Material shown:
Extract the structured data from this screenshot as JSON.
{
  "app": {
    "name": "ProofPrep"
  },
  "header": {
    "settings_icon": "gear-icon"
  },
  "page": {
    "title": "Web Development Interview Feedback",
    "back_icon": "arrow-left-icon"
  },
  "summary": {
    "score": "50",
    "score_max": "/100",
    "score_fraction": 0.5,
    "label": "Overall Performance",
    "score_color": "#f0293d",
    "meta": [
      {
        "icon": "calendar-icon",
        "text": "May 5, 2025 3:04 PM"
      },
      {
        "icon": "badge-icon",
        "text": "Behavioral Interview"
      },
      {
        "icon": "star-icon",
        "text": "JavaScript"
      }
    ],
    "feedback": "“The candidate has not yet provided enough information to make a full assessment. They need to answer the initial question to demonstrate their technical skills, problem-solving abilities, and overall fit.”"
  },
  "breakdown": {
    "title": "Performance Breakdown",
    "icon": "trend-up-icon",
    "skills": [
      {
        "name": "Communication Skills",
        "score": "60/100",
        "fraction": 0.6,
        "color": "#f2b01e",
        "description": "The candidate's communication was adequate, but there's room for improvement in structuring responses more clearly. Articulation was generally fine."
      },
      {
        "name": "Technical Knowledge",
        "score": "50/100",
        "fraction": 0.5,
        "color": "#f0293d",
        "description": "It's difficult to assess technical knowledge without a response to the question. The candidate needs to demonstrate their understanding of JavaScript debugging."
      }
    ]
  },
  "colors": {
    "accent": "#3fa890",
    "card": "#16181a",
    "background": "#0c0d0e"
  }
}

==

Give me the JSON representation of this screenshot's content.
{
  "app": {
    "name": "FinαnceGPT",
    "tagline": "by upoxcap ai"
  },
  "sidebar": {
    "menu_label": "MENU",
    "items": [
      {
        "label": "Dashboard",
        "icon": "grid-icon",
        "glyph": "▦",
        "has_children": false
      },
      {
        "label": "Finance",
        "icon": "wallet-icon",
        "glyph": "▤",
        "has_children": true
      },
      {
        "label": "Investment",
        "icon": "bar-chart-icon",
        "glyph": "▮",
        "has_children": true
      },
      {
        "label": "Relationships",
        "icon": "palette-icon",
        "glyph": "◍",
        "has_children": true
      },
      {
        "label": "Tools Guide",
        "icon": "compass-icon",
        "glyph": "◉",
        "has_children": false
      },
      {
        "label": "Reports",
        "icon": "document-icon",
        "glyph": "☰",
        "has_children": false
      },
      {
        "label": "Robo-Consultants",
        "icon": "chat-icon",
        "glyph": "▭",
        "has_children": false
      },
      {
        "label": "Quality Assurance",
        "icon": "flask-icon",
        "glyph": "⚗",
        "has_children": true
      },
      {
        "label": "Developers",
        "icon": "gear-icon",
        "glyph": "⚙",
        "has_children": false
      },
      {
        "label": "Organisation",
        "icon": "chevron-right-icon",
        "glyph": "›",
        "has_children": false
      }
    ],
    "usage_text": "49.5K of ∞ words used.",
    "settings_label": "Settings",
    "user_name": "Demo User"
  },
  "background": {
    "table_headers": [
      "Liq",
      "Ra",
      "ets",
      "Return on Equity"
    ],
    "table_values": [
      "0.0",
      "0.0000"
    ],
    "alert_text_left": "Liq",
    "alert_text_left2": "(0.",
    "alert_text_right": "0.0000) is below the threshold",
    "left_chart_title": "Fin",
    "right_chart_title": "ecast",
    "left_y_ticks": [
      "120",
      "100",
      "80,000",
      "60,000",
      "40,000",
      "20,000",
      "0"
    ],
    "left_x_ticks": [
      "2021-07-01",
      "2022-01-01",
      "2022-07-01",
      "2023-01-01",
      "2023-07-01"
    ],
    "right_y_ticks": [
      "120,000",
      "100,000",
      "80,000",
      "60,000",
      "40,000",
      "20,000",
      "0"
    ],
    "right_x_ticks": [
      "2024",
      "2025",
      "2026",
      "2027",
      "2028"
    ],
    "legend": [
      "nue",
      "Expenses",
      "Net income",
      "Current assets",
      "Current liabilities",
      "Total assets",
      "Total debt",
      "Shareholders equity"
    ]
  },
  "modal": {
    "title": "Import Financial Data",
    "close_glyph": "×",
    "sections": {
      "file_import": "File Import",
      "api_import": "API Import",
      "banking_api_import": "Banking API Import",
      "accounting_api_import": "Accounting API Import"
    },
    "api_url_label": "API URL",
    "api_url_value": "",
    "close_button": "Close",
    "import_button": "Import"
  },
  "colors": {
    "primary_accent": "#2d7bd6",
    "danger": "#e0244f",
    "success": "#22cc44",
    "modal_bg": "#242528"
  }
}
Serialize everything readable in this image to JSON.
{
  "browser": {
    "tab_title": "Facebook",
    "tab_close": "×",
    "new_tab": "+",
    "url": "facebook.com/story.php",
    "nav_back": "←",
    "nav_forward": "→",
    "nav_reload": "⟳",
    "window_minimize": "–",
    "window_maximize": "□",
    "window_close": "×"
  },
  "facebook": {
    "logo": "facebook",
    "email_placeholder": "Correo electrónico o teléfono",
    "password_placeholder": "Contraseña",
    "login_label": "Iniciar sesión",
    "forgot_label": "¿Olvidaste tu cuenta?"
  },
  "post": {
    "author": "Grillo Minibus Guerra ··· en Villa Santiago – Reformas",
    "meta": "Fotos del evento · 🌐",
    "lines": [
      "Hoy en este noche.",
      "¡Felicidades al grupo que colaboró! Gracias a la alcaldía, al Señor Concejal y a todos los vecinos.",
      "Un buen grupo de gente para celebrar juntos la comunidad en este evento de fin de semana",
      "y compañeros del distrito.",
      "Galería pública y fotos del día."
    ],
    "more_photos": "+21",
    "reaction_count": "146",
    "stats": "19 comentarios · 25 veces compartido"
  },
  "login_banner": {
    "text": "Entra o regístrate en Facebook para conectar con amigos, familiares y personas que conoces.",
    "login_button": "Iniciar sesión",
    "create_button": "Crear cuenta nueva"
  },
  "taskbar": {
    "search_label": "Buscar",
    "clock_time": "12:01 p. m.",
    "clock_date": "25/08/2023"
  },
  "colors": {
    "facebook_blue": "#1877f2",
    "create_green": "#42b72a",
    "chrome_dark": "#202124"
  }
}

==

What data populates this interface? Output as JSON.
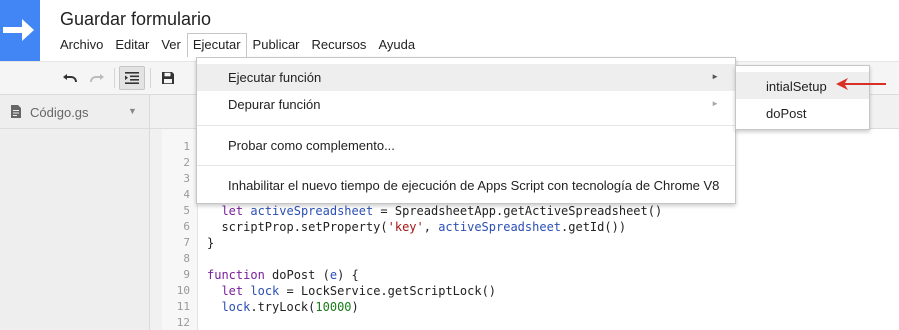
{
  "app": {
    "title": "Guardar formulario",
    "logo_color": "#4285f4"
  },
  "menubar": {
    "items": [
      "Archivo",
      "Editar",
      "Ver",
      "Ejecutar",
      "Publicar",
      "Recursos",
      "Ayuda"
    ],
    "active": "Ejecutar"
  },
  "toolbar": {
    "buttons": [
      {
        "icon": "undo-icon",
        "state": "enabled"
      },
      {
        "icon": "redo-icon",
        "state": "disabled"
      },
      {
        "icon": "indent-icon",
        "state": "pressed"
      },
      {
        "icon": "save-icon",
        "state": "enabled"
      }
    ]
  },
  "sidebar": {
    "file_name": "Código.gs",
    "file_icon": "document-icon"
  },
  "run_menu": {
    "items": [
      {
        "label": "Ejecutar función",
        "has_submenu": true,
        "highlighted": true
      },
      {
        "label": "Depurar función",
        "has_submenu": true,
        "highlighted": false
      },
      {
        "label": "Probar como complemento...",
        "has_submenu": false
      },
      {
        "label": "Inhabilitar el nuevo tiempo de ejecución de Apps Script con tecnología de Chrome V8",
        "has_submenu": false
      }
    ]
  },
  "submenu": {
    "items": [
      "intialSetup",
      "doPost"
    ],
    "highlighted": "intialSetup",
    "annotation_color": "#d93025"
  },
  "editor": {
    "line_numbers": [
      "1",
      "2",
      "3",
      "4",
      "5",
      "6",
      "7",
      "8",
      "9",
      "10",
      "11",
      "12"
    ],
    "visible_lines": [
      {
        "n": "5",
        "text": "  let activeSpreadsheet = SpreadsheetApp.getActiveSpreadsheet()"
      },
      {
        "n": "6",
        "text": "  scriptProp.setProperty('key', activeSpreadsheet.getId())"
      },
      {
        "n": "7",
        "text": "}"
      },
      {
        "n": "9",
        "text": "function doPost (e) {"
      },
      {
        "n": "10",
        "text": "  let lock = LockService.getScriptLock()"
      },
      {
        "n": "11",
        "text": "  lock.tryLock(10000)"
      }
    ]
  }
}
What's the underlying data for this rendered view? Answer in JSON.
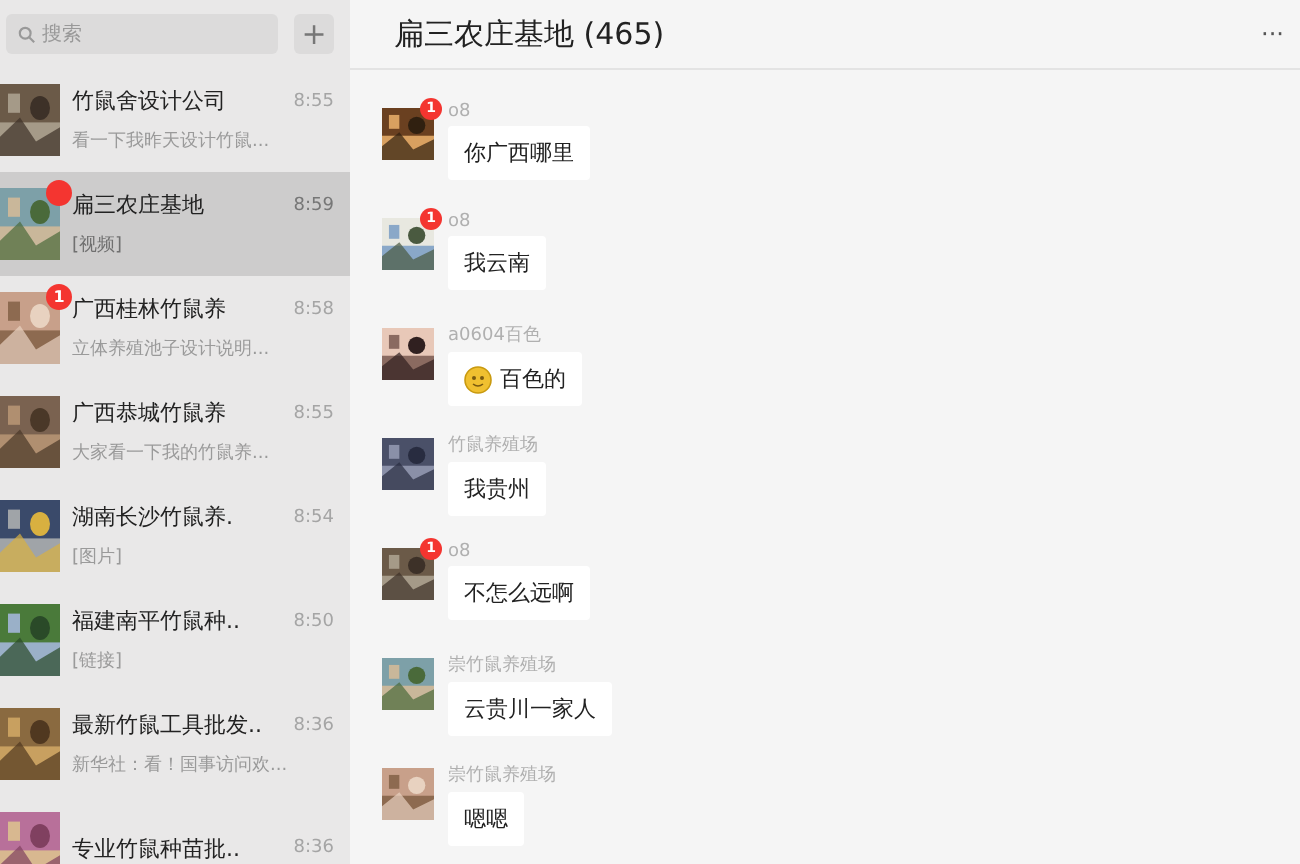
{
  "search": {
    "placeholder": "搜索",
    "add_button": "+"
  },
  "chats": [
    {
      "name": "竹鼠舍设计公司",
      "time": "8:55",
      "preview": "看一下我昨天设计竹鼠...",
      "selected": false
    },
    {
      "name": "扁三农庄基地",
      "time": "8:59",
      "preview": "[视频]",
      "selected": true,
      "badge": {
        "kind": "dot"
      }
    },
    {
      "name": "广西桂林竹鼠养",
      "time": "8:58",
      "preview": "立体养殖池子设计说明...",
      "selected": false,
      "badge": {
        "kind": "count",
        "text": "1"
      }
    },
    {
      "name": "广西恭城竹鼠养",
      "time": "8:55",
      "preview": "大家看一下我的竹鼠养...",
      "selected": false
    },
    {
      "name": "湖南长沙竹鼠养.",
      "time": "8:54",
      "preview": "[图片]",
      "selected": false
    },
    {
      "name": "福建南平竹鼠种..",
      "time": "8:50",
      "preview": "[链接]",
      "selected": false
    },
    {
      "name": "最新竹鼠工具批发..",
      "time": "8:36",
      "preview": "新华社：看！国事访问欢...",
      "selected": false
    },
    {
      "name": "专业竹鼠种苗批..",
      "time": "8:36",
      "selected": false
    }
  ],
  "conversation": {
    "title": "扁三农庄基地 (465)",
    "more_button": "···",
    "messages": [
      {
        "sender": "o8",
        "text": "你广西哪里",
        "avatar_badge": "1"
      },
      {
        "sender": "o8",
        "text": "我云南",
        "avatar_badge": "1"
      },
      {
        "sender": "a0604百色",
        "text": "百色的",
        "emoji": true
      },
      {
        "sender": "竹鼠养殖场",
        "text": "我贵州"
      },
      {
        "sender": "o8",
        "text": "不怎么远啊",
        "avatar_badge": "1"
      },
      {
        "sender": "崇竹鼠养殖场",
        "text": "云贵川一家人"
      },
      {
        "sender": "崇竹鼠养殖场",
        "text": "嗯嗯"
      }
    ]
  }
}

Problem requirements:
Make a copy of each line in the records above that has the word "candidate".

Task answer:
    "feedback": "“The candidate has not yet provided enough information to make a full assessment. They need to answer the initial question to demonstrate their technical skills, problem-solving abilities, and overall fit.”"
        "description": "The candidate's communication was adequate, but there's room for improvement in structuring responses more clearly. Articulation was generally fine."
        "description": "It's difficult to assess technical knowledge without a response to the question. The candidate needs to demonstrate their understanding of JavaScript debugging."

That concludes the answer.